Oct 19 2012
Comments

Researching Food Allergies: A Professional Mission Becomes Very Personal

Ruchi S. Gupta, MD, MPH, is a Robert Wood Johnson Foundation Physician Faculty Scholar. She is an associate professor of pediatrics and director of the maternal and child healthcare program at the Northwestern University Feinberg School of Medicine, and an attending physician at the Ann & Robert H. Lurie Children's Hospital of Chicago.

file

When I decided to specialize in pediatrics after medical school, I did it for my love of children and the prospect of a career spent improving their lives and those of their families.  Following my pediatric training, I completed a special fellowship in Boston to gain the research skills that would help me make a broader impact.  Completion of this training opened the door for me to work with a world-renowned expert in pediatric asthma in Chicago.  During this time, I met a family with two children with severe food allergy. This family would influence my work and my career dramatically.  Their interest, with its deep commitment and personal stories, became my passion.

As I started conducting research in food allergy, I realized how little we know compared to other childhood diseases like asthma.  There were so many unanswered questions.  At that point, it was not even clear how many children were affected by food allergy or how severe it was.  To address this, my research team and I conducted a comprehensive study of 50,000 families all over the U.S. and found that food allergy impacts 8 percent of the nation’s children, corresponding to two children in every classroom or almost six million children in the country.

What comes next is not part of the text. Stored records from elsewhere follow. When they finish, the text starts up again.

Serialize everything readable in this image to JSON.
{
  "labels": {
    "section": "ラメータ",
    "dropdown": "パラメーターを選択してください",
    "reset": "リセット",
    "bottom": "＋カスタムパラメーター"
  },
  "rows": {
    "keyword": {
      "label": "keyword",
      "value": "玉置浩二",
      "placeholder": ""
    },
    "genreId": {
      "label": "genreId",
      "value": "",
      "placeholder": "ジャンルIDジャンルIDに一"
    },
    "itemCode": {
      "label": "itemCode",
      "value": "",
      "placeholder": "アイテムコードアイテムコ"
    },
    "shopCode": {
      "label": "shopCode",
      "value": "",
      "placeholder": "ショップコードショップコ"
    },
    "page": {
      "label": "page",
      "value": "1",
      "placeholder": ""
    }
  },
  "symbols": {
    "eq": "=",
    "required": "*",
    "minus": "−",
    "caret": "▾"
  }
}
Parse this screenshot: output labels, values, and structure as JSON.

Almost 40 percent of children with food allergy had already experienced a severe life threatening reaction.  Food allergy reactions can be mild with skin symptoms such as hives, but can also cause throat closing, trouble breathing or a drop in blood pressure, and if not managed immediately can cause death.  Our data found that the most common food allergy was to peanut, followed by milk and then shellfish.  Other common allergens included tree nut, fin fish, egg, soy and wheat. 

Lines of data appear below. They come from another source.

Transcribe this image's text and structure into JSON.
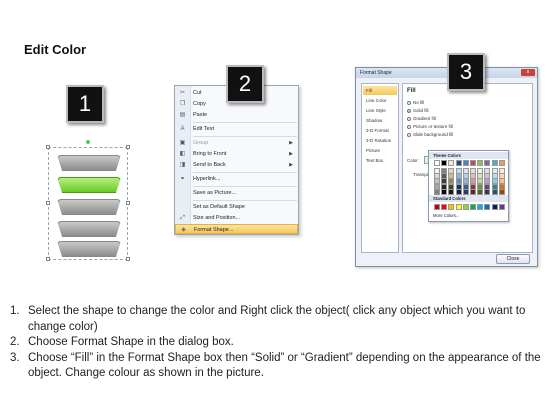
{
  "title": "Edit Color",
  "badges": [
    "1",
    "2",
    "3"
  ],
  "context_menu": {
    "items": [
      {
        "label": "Cut",
        "icon": "scissors-icon",
        "underline": "t"
      },
      {
        "label": "Copy",
        "icon": "copy-icon"
      },
      {
        "label": "Paste",
        "icon": "paste-icon"
      },
      {
        "label": "Edit Text",
        "icon": "edit-text-icon"
      },
      {
        "label": "Group",
        "icon": "group-icon",
        "disabled": true,
        "submenu": true
      },
      {
        "label": "Bring to Front",
        "icon": "bring-front-icon",
        "submenu": true
      },
      {
        "label": "Send to Back",
        "icon": "send-back-icon",
        "submenu": true
      },
      {
        "label": "Hyperlink...",
        "icon": "hyperlink-icon"
      },
      {
        "label": "Save as Picture...",
        "icon": "picture-icon"
      },
      {
        "label": "Set as Default Shape",
        "icon": "default-shape-icon"
      },
      {
        "label": "Size and Position...",
        "icon": "size-icon"
      },
      {
        "label": "Format Shape...",
        "icon": "format-shape-icon",
        "highlighted": true
      }
    ]
  },
  "format_dialog": {
    "title": "Format Shape",
    "close_label": "x",
    "nav_items": [
      "Fill",
      "Line Color",
      "Line Style",
      "Shadow",
      "3-D Format",
      "3-D Rotation",
      "Picture",
      "Text Box"
    ],
    "pane_heading": "Fill",
    "fill_options": [
      "No fill",
      "Solid fill",
      "Gradient fill",
      "Picture or texture fill",
      "Slide background fill"
    ],
    "selected_fill": "Solid fill",
    "color_label": "Color:",
    "transparency_label": "Transpa",
    "close_button": "Close",
    "palette": {
      "theme_label": "Theme Colors",
      "standard_label": "Standard Colors",
      "more_label": "More Colors...",
      "theme_top": [
        "#ffffff",
        "#000000",
        "#eeece1",
        "#1f497d",
        "#4f81bd",
        "#c0504d",
        "#9bbb59",
        "#8064a2",
        "#4bacc6",
        "#f79646"
      ],
      "theme_shades": [
        [
          "#f2f2f2",
          "#7f7f7f",
          "#ddd9c3",
          "#c6d9f0",
          "#dbe5f1",
          "#f2dcdb",
          "#ebf1dd",
          "#e5e0ec",
          "#dbeef3",
          "#fdeada"
        ],
        [
          "#d8d8d8",
          "#595959",
          "#c4bd97",
          "#8db3e2",
          "#b8cce4",
          "#e5b9b7",
          "#d7e3bc",
          "#ccc1d9",
          "#b7dde8",
          "#fbd5b5"
        ],
        [
          "#bfbfbf",
          "#3f3f3f",
          "#938953",
          "#548dd4",
          "#95b3d7",
          "#d99694",
          "#c3d69b",
          "#b2a2c7",
          "#92cddc",
          "#fac08f"
        ],
        [
          "#a5a5a5",
          "#262626",
          "#494429",
          "#17365d",
          "#366092",
          "#953734",
          "#76923c",
          "#5f497a",
          "#31859b",
          "#e36c09"
        ],
        [
          "#7f7f7f",
          "#0c0c0c",
          "#1d1b10",
          "#0f243e",
          "#244061",
          "#632423",
          "#4f6128",
          "#3f3151",
          "#205867",
          "#974806"
        ]
      ],
      "standard": [
        "#c00000",
        "#ff0000",
        "#ffc000",
        "#ffff00",
        "#92d050",
        "#00b050",
        "#00b0f0",
        "#0070c0",
        "#002060",
        "#7030a0"
      ]
    }
  },
  "shape_colors": {
    "grey": "#a8a8a8",
    "selected_green": "#7ed63c"
  },
  "steps": [
    {
      "num": "1.",
      "text": "Select the shape to change the color and Right click the object( click any object which you want to change color)"
    },
    {
      "num": "2.",
      "text": "Choose Format Shape in the dialog box."
    },
    {
      "num": "3.",
      "text": "Choose “Fill” in the Format Shape box then “Solid” or “Gradient” depending on the appearance of the object. Change colour as shown in the picture."
    }
  ]
}
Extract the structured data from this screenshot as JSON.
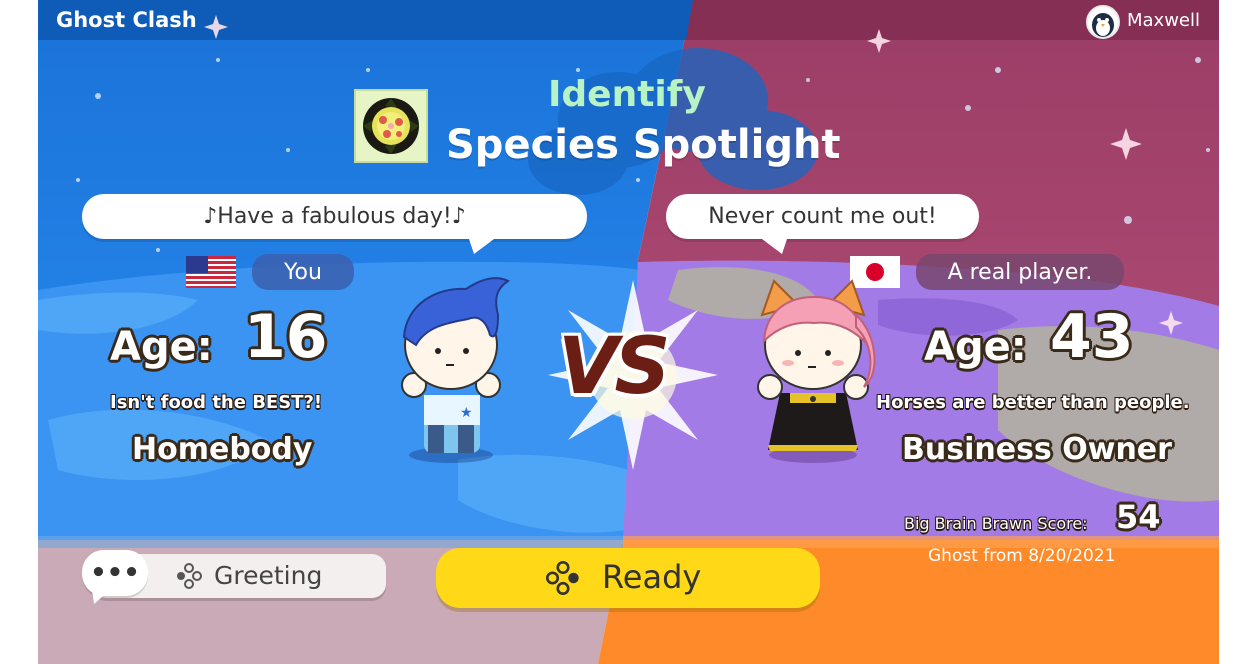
{
  "header": {
    "app_title": "Ghost Clash",
    "username": "Maxwell"
  },
  "mode": {
    "category": "Identify",
    "title": "Species Spotlight"
  },
  "player_left": {
    "speech": "♪Have a fabulous day!♪",
    "flag": "us-flag",
    "nickname": "You",
    "age_label": "Age:",
    "age": "16",
    "motto": "Isn't food the BEST?!",
    "title": "Homebody"
  },
  "player_right": {
    "speech": "Never count me out!",
    "flag": "jp-flag",
    "nickname": "A real player.",
    "age_label": "Age:",
    "age": "43",
    "motto": "Horses are better than people.",
    "title": "Business Owner",
    "score_label": "Big Brain Brawn Score:",
    "score": "54",
    "ghost_date": "Ghost from 8/20/2021"
  },
  "vs_label": "VS",
  "buttons": {
    "greeting": "Greeting",
    "ready": "Ready"
  },
  "colors": {
    "blue": "#1f7ee0",
    "magenta": "#a5466e",
    "yellow": "#ffd917",
    "orange": "#ff8a2a"
  }
}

We then went on to look at how food allergy is being diagnosed and prevalence and severity trends based on where you live.  We also examined characteristics of children who develop tolerance or “grow out of” their food allergy.  We are currently working to answer the “why” question: Why do so many children have food allergy?  Is it that as a society, we have become so clean that our immune systems are fighting the wrong things? 

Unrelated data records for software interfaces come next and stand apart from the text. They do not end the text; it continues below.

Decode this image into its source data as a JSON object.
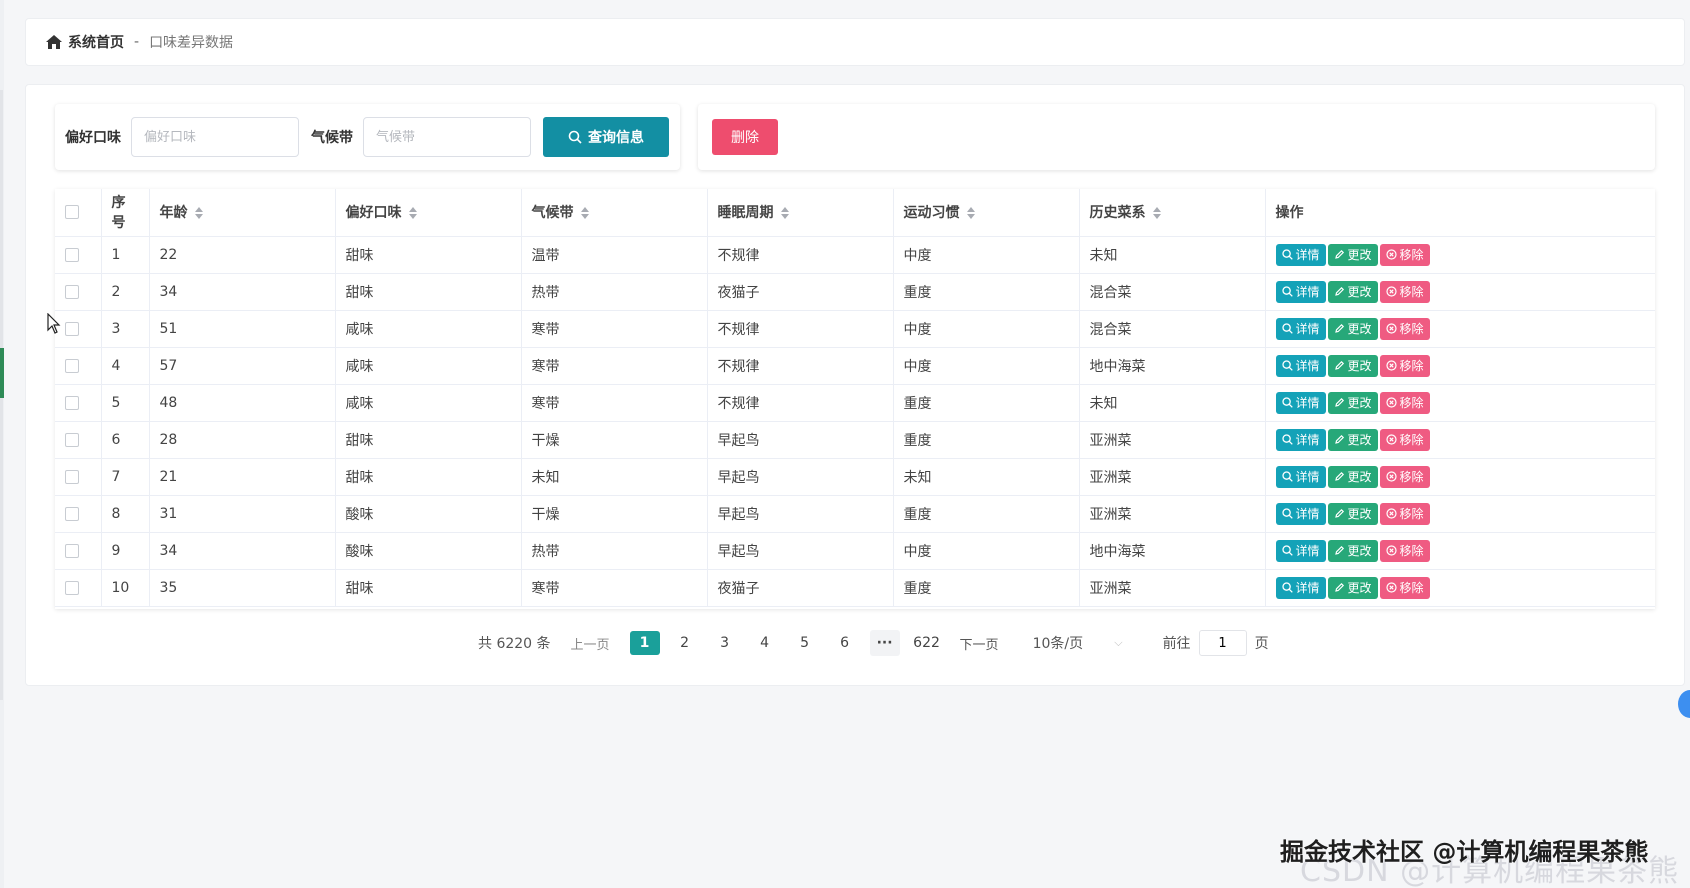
{
  "breadcrumb": {
    "home": "系统首页",
    "separator": "-",
    "current": "口味差异数据"
  },
  "search": {
    "taste_label": "偏好口味",
    "taste_placeholder": "偏好口味",
    "climate_label": "气候带",
    "climate_placeholder": "气候带",
    "query_button": "查询信息"
  },
  "actions": {
    "delete_button": "删除"
  },
  "table": {
    "headers": {
      "index": "序号",
      "age": "年龄",
      "taste": "偏好口味",
      "climate": "气候带",
      "sleep": "睡眠周期",
      "exercise": "运动习惯",
      "cuisine": "历史菜系",
      "ops": "操作"
    },
    "op_labels": {
      "detail": "详情",
      "edit": "更改",
      "remove": "移除"
    },
    "rows": [
      {
        "index": "1",
        "age": "22",
        "taste": "甜味",
        "climate": "温带",
        "sleep": "不规律",
        "exercise": "中度",
        "cuisine": "未知"
      },
      {
        "index": "2",
        "age": "34",
        "taste": "甜味",
        "climate": "热带",
        "sleep": "夜猫子",
        "exercise": "重度",
        "cuisine": "混合菜"
      },
      {
        "index": "3",
        "age": "51",
        "taste": "咸味",
        "climate": "寒带",
        "sleep": "不规律",
        "exercise": "中度",
        "cuisine": "混合菜"
      },
      {
        "index": "4",
        "age": "57",
        "taste": "咸味",
        "climate": "寒带",
        "sleep": "不规律",
        "exercise": "中度",
        "cuisine": "地中海菜"
      },
      {
        "index": "5",
        "age": "48",
        "taste": "咸味",
        "climate": "寒带",
        "sleep": "不规律",
        "exercise": "重度",
        "cuisine": "未知"
      },
      {
        "index": "6",
        "age": "28",
        "taste": "甜味",
        "climate": "干燥",
        "sleep": "早起鸟",
        "exercise": "重度",
        "cuisine": "亚洲菜"
      },
      {
        "index": "7",
        "age": "21",
        "taste": "甜味",
        "climate": "未知",
        "sleep": "早起鸟",
        "exercise": "未知",
        "cuisine": "亚洲菜"
      },
      {
        "index": "8",
        "age": "31",
        "taste": "酸味",
        "climate": "干燥",
        "sleep": "早起鸟",
        "exercise": "重度",
        "cuisine": "亚洲菜"
      },
      {
        "index": "9",
        "age": "34",
        "taste": "酸味",
        "climate": "热带",
        "sleep": "早起鸟",
        "exercise": "中度",
        "cuisine": "地中海菜"
      },
      {
        "index": "10",
        "age": "35",
        "taste": "甜味",
        "climate": "寒带",
        "sleep": "夜猫子",
        "exercise": "重度",
        "cuisine": "亚洲菜"
      }
    ]
  },
  "pagination": {
    "total": "共 6220 条",
    "prev": "上一页",
    "next": "下一页",
    "pages": [
      "1",
      "2",
      "3",
      "4",
      "5",
      "6"
    ],
    "more": "···",
    "last": "622",
    "current": "1",
    "page_size": "10条/页",
    "goto_label": "前往",
    "goto_value": "1",
    "goto_suffix": "页"
  },
  "watermark": {
    "main": "掘金技术社区 @计算机编程果茶熊",
    "faint": "CSDN @计算机编程果茶熊"
  },
  "colors": {
    "primary": "#138fa3",
    "delete": "#ee4d6e",
    "detail": "#14a2b8",
    "edit": "#27a879",
    "remove": "#ef5b82",
    "active_page": "#1aa09a"
  },
  "icons": {
    "home": "home-icon",
    "search": "search-icon",
    "detail": "search-icon",
    "edit": "pencil-icon",
    "remove": "close-circle-icon",
    "dropdown": "chevron-down-icon"
  }
}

While conducting my research, I spent time with many parents of children with food allergy.  I was deeply moved by the impact food allergy has on so many children and their families.  Since food is a part of almost everything we do, I came to understand that families were constantly affected and rarely able to let their guard down.  Keeping kids safe from the allergenic food was the mission.  Safe from food—that sounds so strange.

 This is why food allergy became such an all-encompassing issue.  Care was needed everywhere a child was—at home, school, camp, friends’ homes, families’ homes, vacations, restaurants…everywhere.  We published papers describing food allergy knowledge and attitudes among the general public and parents of kids with food allergy.  We also published a quality-of-life study discussing the challenges of managing a food allergy within the unique context of a growing child’s social world. 

Little did I know that I would soon join the group of families having a child with food allergy.  After working in this field for a few years, my daughter was born and soon diagnosed with egg, peanut, and tree nut allergies.  My older son, however, was allergy-free.  I now experience first-hand everything parents told me.  My kids live different lives.  My son is worry-free when eating.  On the other hand, we work hard to keep my daughter safe at school, during sports, at camp, and when she is with her friends or extended family.  I started with the perspective of a physician and researcher, and have now added the personal experience and feelings of a parent whose child has food allergies.

As I was learning to be a parent of a child with food allergy, I was asked to speak at a support group meeting on our survey of the knowledge, attitudes, and beliefs surrounding food allergy among parents of children with food allergy.  I presented some of the stories and quotes parents had written in the comment sections of our surveys about their challenges with food allergy at the support group meeting, and the response was overwhelming.  All the parents empathized with the stories and asked if I could provide the quotes to them in a book to help them and others understand all aspects of life with a food-allergic child. 

In the last two years, we have gathered enough additional facts, quotes, tips, comics and resources from parents, doctors and teachers to compile a new book titled “The Food Allergy Experience.”  The intention of this book is to help families living with food allergy and everyone else involved in a child’s life better understand what that child’s day-to-day world is like and what it takes to keep him or her safe.  You can learn more about the book at www.foodallergyexperience.com.

My daughter, who happens to have food allergies, is amazing, and our life is beautiful with her.  With the support of families and the hard work of researchers, I believe we will have a cure in the near future.  Until then, the goal is to increase knowledge, understanding, and support among everyone who cares for these  children.

Tags: Human Capital, Pediatric care, Physician Faculty Scholars, Research, Research & Analysis, Voices from the Field